MIKE BURKE

Allegany Communications Sports

Funny thing, I had been building my Sunday evening around watching the NCAA women’s Division I national championship basketball game, but much to my surprise, the game was played on Sunday afternoon beginning at 3:30 p.m. Eastern, which would have been 2:30 p.m. in Dallas, the site of this year’s women’s Final Four.

My friend Rich and I caught most of it after Sunday afternoon’s Orioles loss to Boston when Rich said he wanted to watch the women’s game and turned the channel, and the first quarter was just coming to a close.

In case you weren’t aware, LSU beat Iowa on Sunday for the NCAA title, 102-85, in a very entertaining game, other than the horrible officiating, that LSU was certainly in control of, but had to fight to the end to comfortably maintain, if that makes any sense; but that’s the way it was.

Iowa, of course, was led by magnificent junior guard Caitlin Clark, who scored 30 points and had eight assists despite being in foul trouble for most of the game, which is not necessarily the reason the officiating was so horrible.

LSU, in winning the national championship under head coach Kim Mulkey, a Basketball Hall of Famer who previously coached Baylor to three titles, had five players in double figures, three with 20, led by former West Virginia player Jasmine Carson with 22 and Maryland transfer Angel Reese with 15 points and 10 rebounds. Reese, the former St. Frances Academy and Bishop Walsh Girls Invitational great, was voted Most Outstanding Player of the NCAA Tournament.

Again, it was a very entertaining and exciting game despite the margin of the score, because LSU is so legitimate and Caitlin Clark is some kind of special basketball player.

As soon as we had the game on, the eye test came through right away – LSU was just different. The Tigers are long, lean, fast, talented and deep. They are so, so impressive and, despite the fight of Iowa, were able to hold the Hawkeyes at arm’s length, before once again pulling away to a comfortable margin.

Clark, to me, is a joy to watch, though there are things she does on the court that annoy me. She constantly pushes off and has taunted opponents with “You Can’t See Me,” so lay off Angel Reese. If you can’t take your own stuff, leave your stuff at home.

Watching Clark play is like watching a skilled technician play on roller blades. She can shoot like nobody’s business, she’s cool as hell, she’s confident, even brash to a fault, seemingly a great teammate, and can pass with anybody – woman or man – in today’s game.

I have heard her game be compared to Larry Bird’s game, which is a great compliment, but my eye test on Clark’s game brings to mind the game of the late, great Pete Maravich, who starred at LSU, because of the speed with which she plays when her team has the ball.

No, Clark does not play with the flash of Maravich, but her energy, her speed, her skill, her obvious practice skills, her shooting and her passing say Pistol Pete to me.

Clark and Reese are the best players in the country for different reasons and it was all on display for all of us to see on Sunday afternoon, which annoys me even more.

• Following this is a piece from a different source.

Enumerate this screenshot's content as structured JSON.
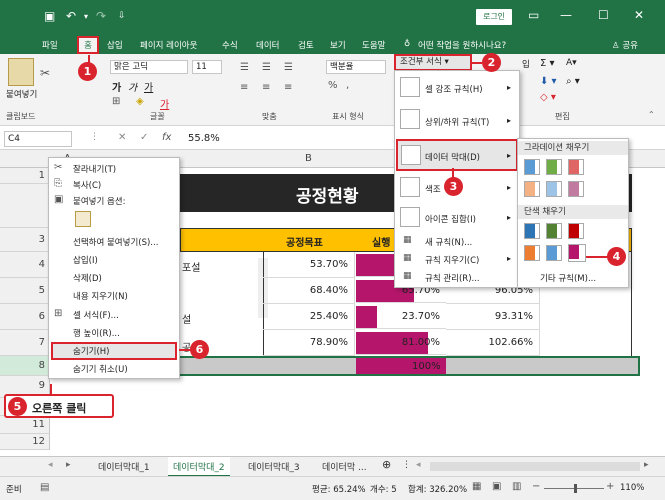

It’s my bad that I missed the first quarter of the national championship game because I just assumed (and you know what they say) that it was going to be on prime-time television. Yet afterward, when I checked the prime-time schedule of ABC, the network that carried the game, I understood that “America’s Funniest Videos” and “American Idol,” both pillars of culture in society, could not be preempted.

Of course, those shows generate far more revenue than the NCAA women’s national championship game could, so, again, that’s just the way of our world.

So then I checked the prime-time line-up of ABC’s sister multi-network, ESPN and ESPN2, and both cable networks were airing the same but different broadcast of Sunday Night Baseball, which, I assume (there I go again), generates far more revenue than women’s college basketball can or does.

Though, honestly, I find it difficult to believe the republic would have been at risk if the NCAA and Disney/ESPN could have managed to put the Phillies-Rangers baseball game on ESPN2, the women’s national championship game on ESPN, and spared us, for just one week, the Alex Rodriguez-Michael Kay simulcast of the Phillies-Rangers, which, trust me, is nothing at all like a Stanford think tank. In fact, on Rodriguez’s part, it’s more of a baseball version of the Mickey Mouse Club. Trust me.

The NCAA does nothing but bark about equality, equality, equality for its “student-athletes,” a term it loves to overuse ad nauseam, but their “oh, by the way” presentation and treatment of its own women’s national basketball championship game further proves the organization has the integrity, the honesty and the scruples of Daniel Snyder.

Which is not anything to be proud of.

Hopefully, one day soon, the NCAA will have to sell (disappear) as well.

Mike Burke writes about sports and other stuff for Allegany Communications. He began covering sports for the Prince George’s Sentinel in 1981 and joined the Cumberland Times-News sports staff in 1984, serving as sports editor for over 30 years. Contact him at [email protected] and [email protected]. Follow him on Twitter @MikeBurkeMDT